[Directions for this task]
Count how many lines of the data include "battery". The answer is that number and nothing else.

[Records for this task]

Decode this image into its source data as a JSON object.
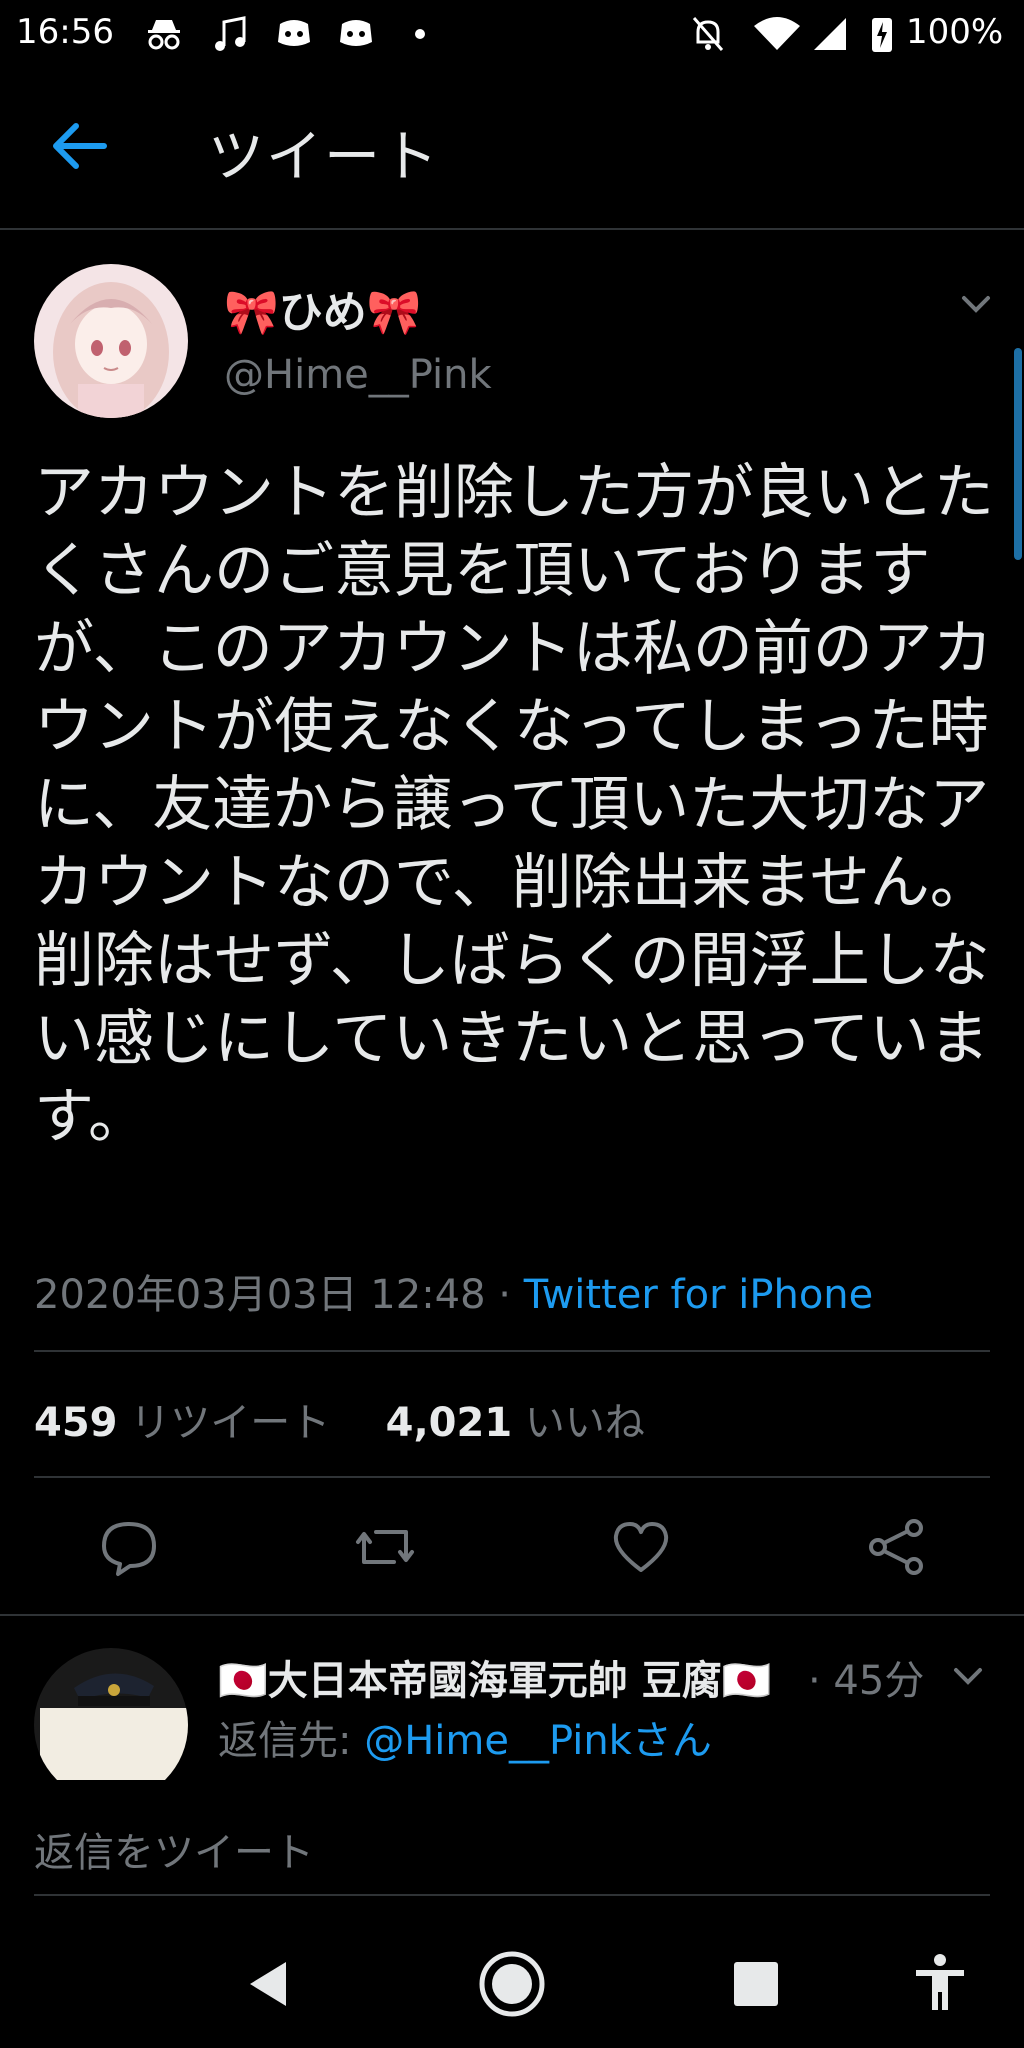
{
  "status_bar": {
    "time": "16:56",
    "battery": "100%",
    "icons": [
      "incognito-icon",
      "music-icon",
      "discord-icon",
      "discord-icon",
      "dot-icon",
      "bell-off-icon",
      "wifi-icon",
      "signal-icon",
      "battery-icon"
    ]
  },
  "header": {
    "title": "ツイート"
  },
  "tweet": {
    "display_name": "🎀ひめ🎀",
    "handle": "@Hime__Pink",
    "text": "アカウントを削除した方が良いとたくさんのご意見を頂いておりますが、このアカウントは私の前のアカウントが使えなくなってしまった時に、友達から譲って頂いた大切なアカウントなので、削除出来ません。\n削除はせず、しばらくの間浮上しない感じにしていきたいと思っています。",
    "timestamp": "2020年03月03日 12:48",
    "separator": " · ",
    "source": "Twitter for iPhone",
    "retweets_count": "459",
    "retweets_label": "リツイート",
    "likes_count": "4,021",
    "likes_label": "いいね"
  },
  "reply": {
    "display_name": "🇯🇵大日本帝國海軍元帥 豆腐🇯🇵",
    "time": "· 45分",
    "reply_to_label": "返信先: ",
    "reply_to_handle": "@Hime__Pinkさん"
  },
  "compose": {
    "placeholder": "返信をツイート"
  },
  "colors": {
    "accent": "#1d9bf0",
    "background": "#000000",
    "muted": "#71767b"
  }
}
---
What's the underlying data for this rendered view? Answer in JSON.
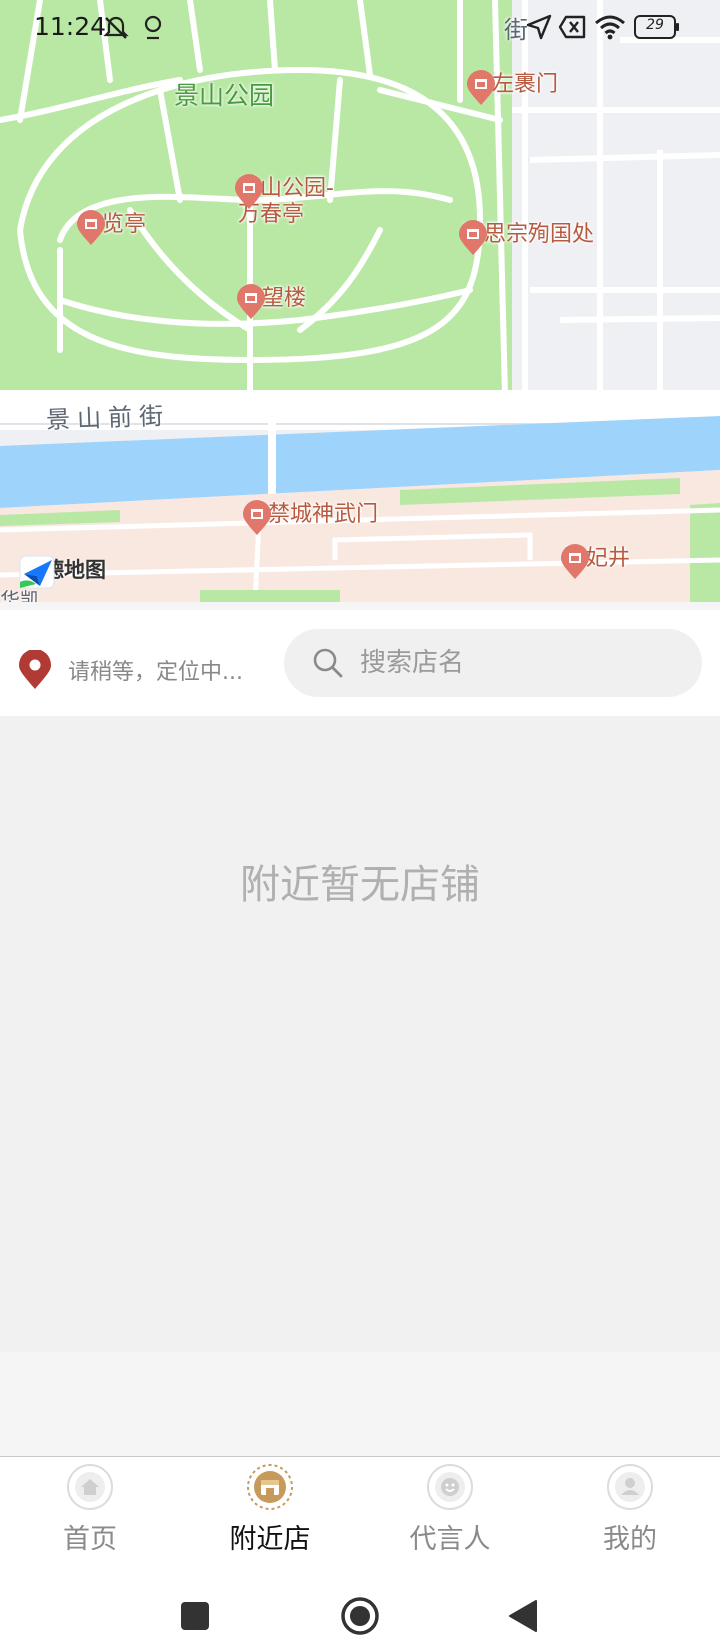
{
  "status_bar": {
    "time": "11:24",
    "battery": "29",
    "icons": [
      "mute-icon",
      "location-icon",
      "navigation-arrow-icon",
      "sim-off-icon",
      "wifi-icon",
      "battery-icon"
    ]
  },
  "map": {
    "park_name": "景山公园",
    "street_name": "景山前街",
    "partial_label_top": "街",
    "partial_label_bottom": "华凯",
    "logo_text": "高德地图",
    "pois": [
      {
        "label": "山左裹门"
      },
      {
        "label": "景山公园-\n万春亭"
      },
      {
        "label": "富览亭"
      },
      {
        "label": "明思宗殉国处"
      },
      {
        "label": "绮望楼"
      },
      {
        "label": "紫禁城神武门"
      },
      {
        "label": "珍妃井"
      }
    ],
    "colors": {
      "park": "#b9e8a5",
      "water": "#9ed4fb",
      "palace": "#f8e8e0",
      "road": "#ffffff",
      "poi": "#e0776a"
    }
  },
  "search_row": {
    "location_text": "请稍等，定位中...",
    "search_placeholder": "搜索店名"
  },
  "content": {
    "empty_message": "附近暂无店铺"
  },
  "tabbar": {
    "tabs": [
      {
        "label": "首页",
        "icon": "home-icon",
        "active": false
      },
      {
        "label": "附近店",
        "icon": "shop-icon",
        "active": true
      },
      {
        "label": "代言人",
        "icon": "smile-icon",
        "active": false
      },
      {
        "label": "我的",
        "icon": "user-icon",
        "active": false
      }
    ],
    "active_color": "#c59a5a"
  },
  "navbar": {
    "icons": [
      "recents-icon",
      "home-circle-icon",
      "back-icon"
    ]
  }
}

[Result of the exercise]
4